Common Sense – True Medicine

by Anne Malatt and Paul Moses, Australia. 

Anne: I’ve always wondered about the term common sense.

We all use the words:

  • “It’s just common sense!”
  • “Use your common sense!”
  • “She has no common sense!”
  • “Common sense is not very common” as the saying goes – but is that true? I feel there is more to it than we commonly understand.

What does common sense mean to you?

Paul: I too have wondered about that and I looked it up in the dictionary, and the words are derived from the Latin sensus communis meaning ‘feeling in common’.

The word sensus means a sense, a feeling we have in our whole body, not just a thought we have in our minds.

The word communis means something that we all share and have access to, equally so, no matter who we are.

So common sense is a communal thing, the feeling we all share, that we all have in common.

Anne: So common does not mean low, stupid or less than in some way, but brings us to equality and shared values. It transcends all the barriers we have put between us – gender, age, colour, race, religion, nationality, culture – and brings us back to the truth, that we all share a knowing we have in common. Having common sense does not make us ‘common’, or a ‘commoner’, in the commonly used sense of the word, but makes us part of a community.

Paul: So in practical terms, what are we talking about?

Continue reading “Common Sense – True Medicine”

The Big C – why me?

By Eunice J Minford MA FRCS Ed, Consultant Surgeon, N.Ireland 

We all know what the phrase ‘the Big C’ means – it is a way of saying cancer without using the word cancer. I recall hearing it when I was growing up, people whispering it to one another that, “so and so has the Big C” – the feelings of fear, trepidation and worry were palpable. Even though as a young child I initially didn’t know what the Big C was – I knew it was something bad, terrible, to be avoided at all cost if possible, there was a sense of finality to it and the smell of death hung in the air. It didn’t seem to matter which particular big C you had – they were all cloaked with the stench of illness, disease, decay, sickness, bodily destruction and death. Even in the medical world, the word cancer was often avoided in the past so as not to induce such fears in the patient and euphemisms were used like ‘growth’ or ‘ulcer’ without revealing the true diagnosis.

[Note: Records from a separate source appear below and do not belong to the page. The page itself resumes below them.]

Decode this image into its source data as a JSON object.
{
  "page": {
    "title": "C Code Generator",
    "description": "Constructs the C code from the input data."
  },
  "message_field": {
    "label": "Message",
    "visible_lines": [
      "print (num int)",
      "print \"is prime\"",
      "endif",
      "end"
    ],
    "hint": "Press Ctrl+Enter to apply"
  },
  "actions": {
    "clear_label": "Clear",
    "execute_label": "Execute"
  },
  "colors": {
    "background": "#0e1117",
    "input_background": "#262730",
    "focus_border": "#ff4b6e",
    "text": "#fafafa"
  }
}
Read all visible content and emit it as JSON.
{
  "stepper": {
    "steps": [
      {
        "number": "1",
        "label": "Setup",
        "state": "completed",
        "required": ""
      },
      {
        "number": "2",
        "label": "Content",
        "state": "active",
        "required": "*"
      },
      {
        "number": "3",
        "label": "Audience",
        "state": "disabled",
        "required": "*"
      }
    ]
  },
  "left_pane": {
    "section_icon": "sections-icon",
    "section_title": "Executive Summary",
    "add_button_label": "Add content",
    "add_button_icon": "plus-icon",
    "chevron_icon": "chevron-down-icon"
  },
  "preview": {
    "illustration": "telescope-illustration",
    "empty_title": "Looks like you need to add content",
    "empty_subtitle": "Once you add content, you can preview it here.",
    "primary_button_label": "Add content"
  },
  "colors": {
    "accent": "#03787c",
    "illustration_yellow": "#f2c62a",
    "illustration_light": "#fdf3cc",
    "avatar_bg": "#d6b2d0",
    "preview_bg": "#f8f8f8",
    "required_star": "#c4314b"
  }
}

The depth of fear around the Big C was and is huge – people instantly equate the C word with death, but not just death, it is a death that is considered to be slow, painful, miserable, full of sickness, sadness, a failing body, losing weight, having chemotherapy and its side effects like losing hair – of losing one’s bodily functions perhaps and being dependent on others for help and support in a way that we never think we will need to be. And the reality is that cancer can wreak havoc on the body and all of the above can be part and parcel of the journey with cancer – and suffering of one kind or another, be it physical, emotional, psychological or spiritual is a common experience for the cancer patient even with all the advances in palliative care, medicine and surgery. Yet all these medical advances focus more on the physical aspects of the disease and to some degree, but usually less so, the psychological and emotional components, with very little, if any, addressing of the spiritual dimension.

Yet many people with cancer struggle with the ‘why me’ questions: what is the meaning of this cancer, this life even? Why do I have cancer now, at this stage of my life? Is there a reason? Is there a purpose to it? Is it a punishment? Is it God’s will? The existential angst that arises through a cancer diagnosis is huge but often goes unaddressed and unanswered, especially in a way that is truly healing.

Continue reading “The Big C – why me?”